> [Stored dataset items]:
===============

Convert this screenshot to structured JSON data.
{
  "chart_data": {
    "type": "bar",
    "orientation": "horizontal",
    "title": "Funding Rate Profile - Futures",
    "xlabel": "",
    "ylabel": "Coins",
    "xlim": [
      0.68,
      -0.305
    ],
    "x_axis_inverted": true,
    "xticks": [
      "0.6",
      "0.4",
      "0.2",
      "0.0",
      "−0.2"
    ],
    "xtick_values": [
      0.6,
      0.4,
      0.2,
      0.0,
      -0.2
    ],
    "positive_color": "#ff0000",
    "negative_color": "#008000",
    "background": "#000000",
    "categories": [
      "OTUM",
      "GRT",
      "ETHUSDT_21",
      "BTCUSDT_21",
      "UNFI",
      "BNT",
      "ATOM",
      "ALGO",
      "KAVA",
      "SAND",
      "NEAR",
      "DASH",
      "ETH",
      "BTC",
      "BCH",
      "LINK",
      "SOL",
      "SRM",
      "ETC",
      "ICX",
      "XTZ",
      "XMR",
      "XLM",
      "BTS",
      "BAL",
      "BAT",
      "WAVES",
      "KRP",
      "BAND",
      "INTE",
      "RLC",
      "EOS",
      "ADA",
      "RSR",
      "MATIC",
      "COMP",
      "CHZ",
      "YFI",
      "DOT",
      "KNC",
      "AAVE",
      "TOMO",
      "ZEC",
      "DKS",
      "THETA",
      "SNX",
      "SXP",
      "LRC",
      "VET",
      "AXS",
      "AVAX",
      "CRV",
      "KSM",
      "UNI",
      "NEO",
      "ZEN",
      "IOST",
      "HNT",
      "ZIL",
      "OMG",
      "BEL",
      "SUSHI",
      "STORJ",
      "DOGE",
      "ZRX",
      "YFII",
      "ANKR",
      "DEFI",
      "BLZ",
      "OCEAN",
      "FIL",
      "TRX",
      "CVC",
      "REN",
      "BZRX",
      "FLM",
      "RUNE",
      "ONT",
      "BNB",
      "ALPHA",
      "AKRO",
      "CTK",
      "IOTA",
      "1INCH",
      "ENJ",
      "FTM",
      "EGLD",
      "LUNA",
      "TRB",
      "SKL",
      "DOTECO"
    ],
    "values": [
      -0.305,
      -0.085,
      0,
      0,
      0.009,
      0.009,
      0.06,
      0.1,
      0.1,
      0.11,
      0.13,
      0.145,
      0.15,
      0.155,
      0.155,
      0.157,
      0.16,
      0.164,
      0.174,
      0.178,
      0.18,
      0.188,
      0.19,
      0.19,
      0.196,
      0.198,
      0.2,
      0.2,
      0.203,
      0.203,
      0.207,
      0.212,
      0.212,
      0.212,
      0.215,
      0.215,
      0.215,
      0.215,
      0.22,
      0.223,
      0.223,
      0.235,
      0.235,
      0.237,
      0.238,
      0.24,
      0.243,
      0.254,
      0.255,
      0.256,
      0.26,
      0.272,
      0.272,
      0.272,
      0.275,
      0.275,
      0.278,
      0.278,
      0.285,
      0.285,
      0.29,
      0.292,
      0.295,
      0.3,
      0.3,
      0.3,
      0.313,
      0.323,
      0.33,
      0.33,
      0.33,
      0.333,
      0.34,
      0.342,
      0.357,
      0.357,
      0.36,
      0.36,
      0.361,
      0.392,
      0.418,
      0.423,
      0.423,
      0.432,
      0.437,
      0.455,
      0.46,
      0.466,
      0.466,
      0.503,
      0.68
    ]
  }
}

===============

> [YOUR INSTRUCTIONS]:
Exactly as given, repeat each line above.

> [ANSWER SPACE]:
Convert this screenshot to structured JSON data.
{
  "chart_data": {
    "type": "bar",
    "orientation": "horizontal",
    "title": "Funding Rate Profile - Futures",
    "xlabel": "",
    "ylabel": "Coins",
    "xlim": [
      0.68,
      -0.305
    ],
    "x_axis_inverted": true,
    "xticks": [
      "0.6",
      "0.4",
      "0.2",
      "0.0",
      "−0.2"
    ],
    "xtick_values": [
      0.6,
      0.4,
      0.2,
      0.0,
      -0.2
    ],
    "positive_color": "#ff0000",
    "negative_color": "#008000",
    "background": "#000000",
    "categories": [
      "OTUM",
      "GRT",
      "ETHUSDT_21",
      "BTCUSDT_21",
      "UNFI",
      "BNT",
      "ATOM",
      "ALGO",
      "KAVA",
      "SAND",
      "NEAR",
      "DASH",
      "ETH",
      "BTC",
      "BCH",
      "LINK",
      "SOL",
      "SRM",
      "ETC",
      "ICX",
      "XTZ",
      "XMR",
      "XLM",
      "BTS",
      "BAL",
      "BAT",
      "WAVES",
      "KRP",
      "BAND",
      "INTE",
      "RLC",
      "EOS",
      "ADA",
      "RSR",
      "MATIC",
      "COMP",
      "CHZ",
      "YFI",
      "DOT",
      "KNC",
      "AAVE",
      "TOMO",
      "ZEC",
      "DKS",
      "THETA",
      "SNX",
      "SXP",
      "LRC",
      "VET",
      "AXS",
      "AVAX",
      "CRV",
      "KSM",
      "UNI",
      "NEO",
      "ZEN",
      "IOST",
      "HNT",
      "ZIL",
      "OMG",
      "BEL",
      "SUSHI",
      "STORJ",
      "DOGE",
      "ZRX",
      "YFII",
      "ANKR",
      "DEFI",
      "BLZ",
      "OCEAN",
      "FIL",
      "TRX",
      "CVC",
      "REN",
      "BZRX",
      "FLM",
      "RUNE",
      "ONT",
      "BNB",
      "ALPHA",
      "AKRO",
      "CTK",
      "IOTA",
      "1INCH",
      "ENJ",
      "FTM",
      "EGLD",
      "LUNA",
      "TRB",
      "SKL",
      "DOTECO"
    ],
    "values": [
      -0.305,
      -0.085,
      0,
      0,
      0.009,
      0.009,
      0.06,
      0.1,
      0.1,
      0.11,
      0.13,
      0.145,
      0.15,
      0.155,
      0.155,
      0.157,
      0.16,
      0.164,
      0.174,
      0.178,
      0.18,
      0.188,
      0.19,
      0.19,
      0.196,
      0.198,
      0.2,
      0.2,
      0.203,
      0.203,
      0.207,
      0.212,
      0.212,
      0.212,
      0.215,
      0.215,
      0.215,
      0.215,
      0.22,
      0.223,
      0.223,
      0.235,
      0.235,
      0.237,
      0.238,
      0.24,
      0.243,
      0.254,
      0.255,
      0.256,
      0.26,
      0.272,
      0.272,
      0.272,
      0.275,
      0.275,
      0.278,
      0.278,
      0.285,
      0.285,
      0.29,
      0.292,
      0.295,
      0.3,
      0.3,
      0.3,
      0.313,
      0.323,
      0.33,
      0.33,
      0.33,
      0.333,
      0.34,
      0.342,
      0.357,
      0.357,
      0.36,
      0.36,
      0.361,
      0.392,
      0.418,
      0.423,
      0.423,
      0.432,
      0.437,
      0.455,
      0.46,
      0.466,
      0.466,
      0.503,
      0.68
    ]
  }
}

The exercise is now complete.